Great vistas and swimming.
Most hikers will access the Rattlesnake Mountain
directly from Route 113. Alternatively, beginning at the mountains' south side via Pinehurst Road offers quicker access to the summits and the Five Finger Point Loop. Park as far down Pinehurst Road as posted signage will permit - a gravel lot on the right maintained by Rockywold Deephaven Camps is very close to the trailhead, which will be just ahead on the left.
When beginning from the Pinehurst Road trailhead, the Five Finger Point Trail is accessed by a brief stint on the Col Trail
that leads to a pair of junctions due south of Rattlesnake
Col. Follow signage carefully; the two junctions appear as one on many maps but are reached consecutively. Bearing right at each leads the hiker due east, parallel to Pinehurst Road, where houses can be spotted at several points off to the right. After making a very gradual descent towards Squam Lake, the trail forks left and right at the neck of the Five Finger Point peninsula to form its loop.
Circling the loop clockwise (bearing left at the peninsula's neck) leads rather quickly to the route's main swimming attraction: the Rattlesnake
Cove Jumping Rock, which is reached by a very short unmarked spur trail leading to the shoreline. Here, at Rattlesnake
Cove's southern inlet, a large rock formation slopes gradually down toward the water's edge before dropping off into a beginner-friendly "cliff jump" only about seven feet high. The landing is wide, easy to spot, and 25-30 feet deep. Water access without a jump is found at the shallower areas to the left of the ledge.

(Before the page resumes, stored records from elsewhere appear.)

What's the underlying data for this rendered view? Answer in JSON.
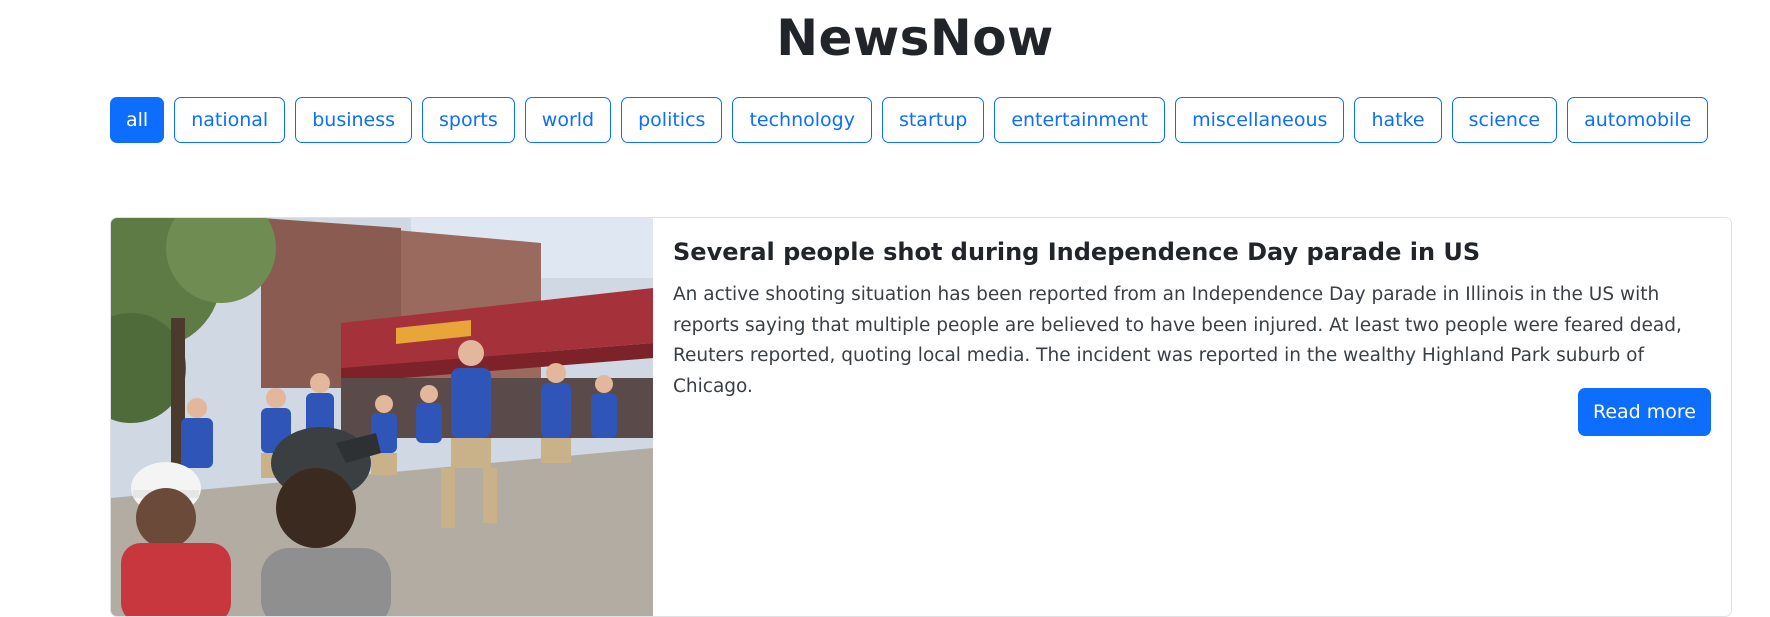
{
  "app": {
    "title": "NewsNow"
  },
  "categories": {
    "active": "all",
    "items": [
      {
        "label": "all"
      },
      {
        "label": "national"
      },
      {
        "label": "business"
      },
      {
        "label": "sports"
      },
      {
        "label": "world"
      },
      {
        "label": "politics"
      },
      {
        "label": "technology"
      },
      {
        "label": "startup"
      },
      {
        "label": "entertainment"
      },
      {
        "label": "miscellaneous"
      },
      {
        "label": "hatke"
      },
      {
        "label": "science"
      },
      {
        "label": "automobile"
      }
    ]
  },
  "articles": [
    {
      "title": "Several people shot during Independence Day parade in US",
      "content": "An active shooting situation has been reported from an Independence Day parade in Illinois in the US with reports saying that multiple people are believed to have been injured. At least two people were feared dead, Reuters reported, quoting local media. The incident was reported in the wealthy Highland Park suburb of Chicago.",
      "read_more_label": "Read more"
    }
  ],
  "colors": {
    "primary": "#0d6efd",
    "text": "#212529",
    "border": "#dee2e6"
  }
}
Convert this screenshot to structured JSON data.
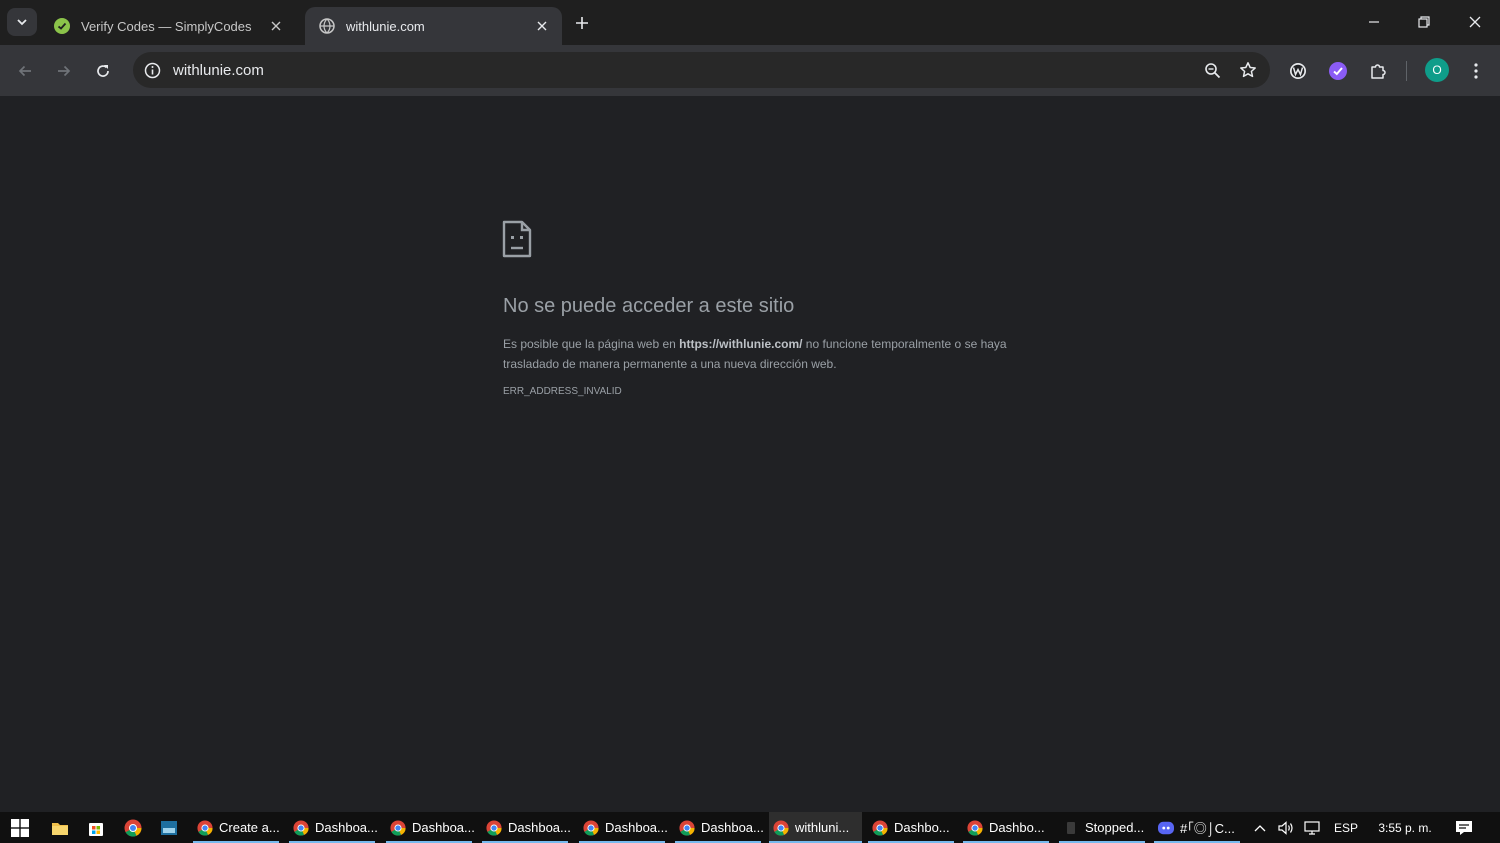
{
  "browser": {
    "tabs": [
      {
        "title": "Verify Codes — SimplyCodes",
        "favicon": "simplycodes-icon",
        "active": false
      },
      {
        "title": "withlunie.com",
        "favicon": "globe-icon",
        "active": true
      }
    ],
    "url": "withlunie.com",
    "avatar_letter": "O"
  },
  "error_page": {
    "title": "No se puede acceder a este sitio",
    "desc_before": "Es posible que la página web en ",
    "desc_url": "https://withlunie.com/",
    "desc_after": " no funcione temporalmente o se haya trasladado de manera permanente a una nueva dirección web.",
    "code": "ERR_ADDRESS_INVALID"
  },
  "taskbar": {
    "apps": [
      {
        "label": "Create a...",
        "icon": "chrome-icon",
        "active": false
      },
      {
        "label": "Dashboa...",
        "icon": "chrome-icon",
        "active": false
      },
      {
        "label": "Dashboa...",
        "icon": "chrome-icon",
        "active": false
      },
      {
        "label": "Dashboa...",
        "icon": "chrome-icon",
        "active": false
      },
      {
        "label": "Dashboa...",
        "icon": "chrome-icon",
        "active": false
      },
      {
        "label": "Dashboa...",
        "icon": "chrome-icon",
        "active": false
      },
      {
        "label": "withluni...",
        "icon": "chrome-icon",
        "active": true
      },
      {
        "label": "Dashbo...",
        "icon": "chrome-icon",
        "active": false
      },
      {
        "label": "Dashbo...",
        "icon": "chrome-icon",
        "active": false
      },
      {
        "label": "Stopped...",
        "icon": "app-icon",
        "active": false
      },
      {
        "label": "#｢◎︎⌡C...",
        "icon": "discord-icon",
        "active": false
      }
    ],
    "language": "ESP",
    "time": "3:55 p. m."
  },
  "colors": {
    "page_bg": "#202124",
    "toolbar_bg": "#35363a",
    "avatar": "#0f9d8a",
    "taskbar_accent": "#76b9ed"
  }
}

On mid-summer weekends, the spot draws crowds of swimmers and onlookers who have reached the cove by motorboat.
Continuing clockwise around the loop, hikers pass two somewhat sandy coves opening to the south and southwest before reaching the peninsula's westernmost "finger." Here, another tiny spur leads out to a remarkable vista at the water's edge, where gradually sloping rocks sprawl out into the lake, offering great swimming for younger children and anyone else who passed on the plunge at the Jumping Rock. It's also a perfect spot for lunch and afternoon sunning. The remaining section of the loop goes quickly, though progress may be slowed during the right time of year by plentiful blueberry bushes along the peninsula's western edge.
Shared By: Jesse Metzger